4. Watch the clock in court

Assuming you don’t decide on a resolution along the way, you will find yourself in a courtroom where a third party – the judge – will make decisions for you since you cannot. A family law judge will listen to all of the testimony, read all of the written documents, and consider the total sum of all evidence presented by both sides. The judge will then render a decision on all of the issues on which you and your ex-spouse disagree.

Trials can last a few hours, a few days, or a few weeks. Complex cases can last months. Juggling the schedules of everyone involved can make it challenging to get everyone in the courtroom at the same time. Factor in work and family conflicts, sick days and vacations for more delays. If there are lengthy delays, more time is added to get back up to speed.

5. Family court cutbacks

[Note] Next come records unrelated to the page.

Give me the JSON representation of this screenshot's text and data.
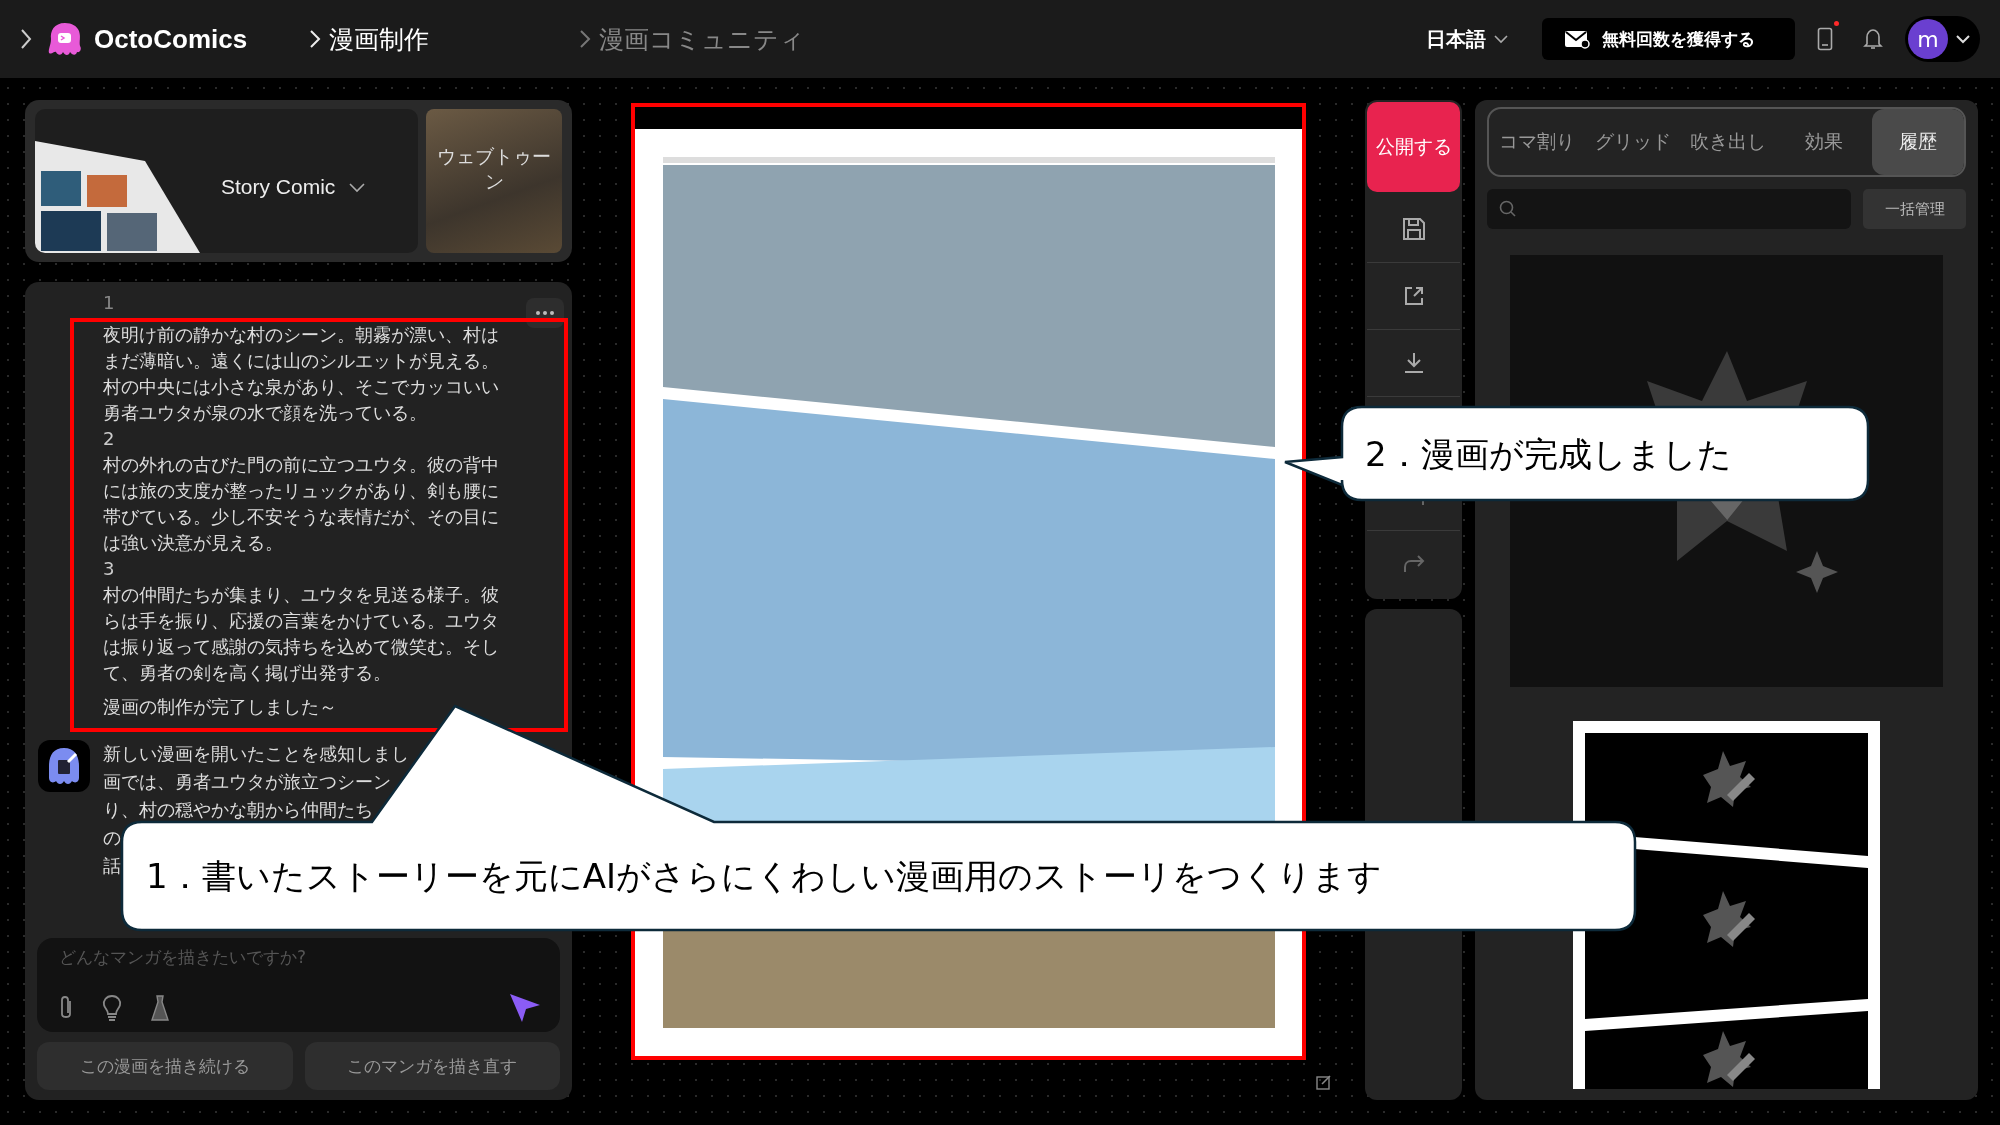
{
  "topbar": {
    "brand": "OctoComics",
    "nav": [
      {
        "label": "漫画制作",
        "selected": true
      },
      {
        "label": "漫画コミュニティ",
        "selected": false
      }
    ],
    "language": "日本語",
    "cta": "無料回数を獲得する",
    "notification_dot": true,
    "avatar_initial": "m"
  },
  "style_picker": {
    "selected_style": "Story Comic",
    "alt_style": "ウェブトゥーン"
  },
  "chat": {
    "story": {
      "sections": [
        {
          "number": "1",
          "lines": [
            "夜明け前の静かな村のシーン。朝霧が漂い、村は",
            "まだ薄暗い。遠くには山のシルエットが見える。",
            "村の中央には小さな泉があり、そこでカッコいい",
            "勇者ユウタが泉の水で顔を洗っている。"
          ]
        },
        {
          "number": "2",
          "lines": [
            "村の外れの古びた門の前に立つユウタ。彼の背中",
            "には旅の支度が整ったリュックがあり、剣も腰に",
            "帯びている。少し不安そうな表情だが、その目に",
            "は強い決意が見える。"
          ]
        },
        {
          "number": "3",
          "lines": [
            "村の仲間たちが集まり、ユウタを見送る様子。彼",
            "らは手を振り、応援の言葉をかけている。ユウタ",
            "は振り返って感謝の気持ちを込めて微笑む。そし",
            "て、勇者の剣を高く掲げ出発する。"
          ]
        }
      ],
      "closing": "漫画の制作が完了しました～"
    },
    "bot_message": {
      "lines": [
        "新しい漫画を開いたことを感知しまし",
        "画では、勇者ユウタが旅立つシーン",
        "り、村の穏やかな朝から仲間たち",
        "の",
        "話"
      ]
    },
    "input": {
      "placeholder": "どんなマンガを描きたいですか?"
    },
    "actions": [
      "この漫画を描き続ける",
      "このマンガを描き直す"
    ]
  },
  "toolbar": {
    "publish": "公開する"
  },
  "right_panel": {
    "tabs": [
      {
        "label": "コマ割り",
        "selected": false
      },
      {
        "label": "グリッド",
        "selected": false
      },
      {
        "label": "吹き出し",
        "selected": false
      },
      {
        "label": "効果",
        "selected": false
      },
      {
        "label": "履歴",
        "selected": true
      }
    ],
    "bulk_button": "一括管理"
  },
  "callouts": [
    {
      "text": "1．書いたストーリーを元にAIがさらにくわしい漫画用のストーリをつくります"
    },
    {
      "text": "2．漫画が完成しました"
    }
  ]
}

Many family law courts across the country have experienced funding cutbacks from their state governments. The result is often a shortage of courtroom space or a shortage of personnel available for the amount of cases waiting for a trial. It not only takes longer for you to get divorced, it takes even more time invested by your attorney and other professionals involved to stay up to speed. None of this helps the bottom line.

Have you picked up on a common theme? Time is money where a divorce case is concerned.

You can help save costs by working through the process with your attorney as swiftly and openly as possible. Make decisions in a timely manner; get expert help from a licensed financial professional specializing in divorce, and mental health professional if necessary.

For many reasons including cost, consider a form of Alternative Dispute Resolution that keeps you out of the courtroom, but still allows both sides to work through disagreements. A Collaborative Divorce can present an ideal way to advocate for your interests without the enormous investment of time and money necessary for a litigated divorce.

Myra Chack Fleischer serves as Lead Counsel for Fleischer & Ravreby in Carlsbad, California with a focus on divorce, property, custody and support, settlement agreements, mediation, asset division and family law appeals. Follow Myra on Facebook and on Twitter.

Collaborative Divorce Gaining Ground in New Jersey

Collaborative Divorce is an option in California and now in New Jersey. Collaborative Divorce saves time and money.

The state of New Jersey already has one of the lowest divorce rates in the United States. For those couples who do make the decision to divorce, they will be better informed about Collaborative Divorce as an option thanks to a new state law signed by Governor Chris Christie. New Jersey is one of 11 states in the U.S. where Collaborative Divorce is an ‘official’ method of divorce along with litigation, mediation, or arbitration.

The high cost of divorce was the reason Assemblyman Holly Schepisi (R-Dist. 39) introduced the New Jersey Family Collaborative Law Act in the first place. The cost of a litigated divorce, she said, can range from $10,000 to hundreds of thousands of dollars.

Significantly, New Jersey’s new law extends the privilege of confidentiality to all the professionals on the collaborative team.

The Collaborative Family Law Group of San Diego applauds this development and we look forward to a day in the near future when Collaborative Divorce is commonly used in all 50 states and the U.S. territories. Read more about the new law here.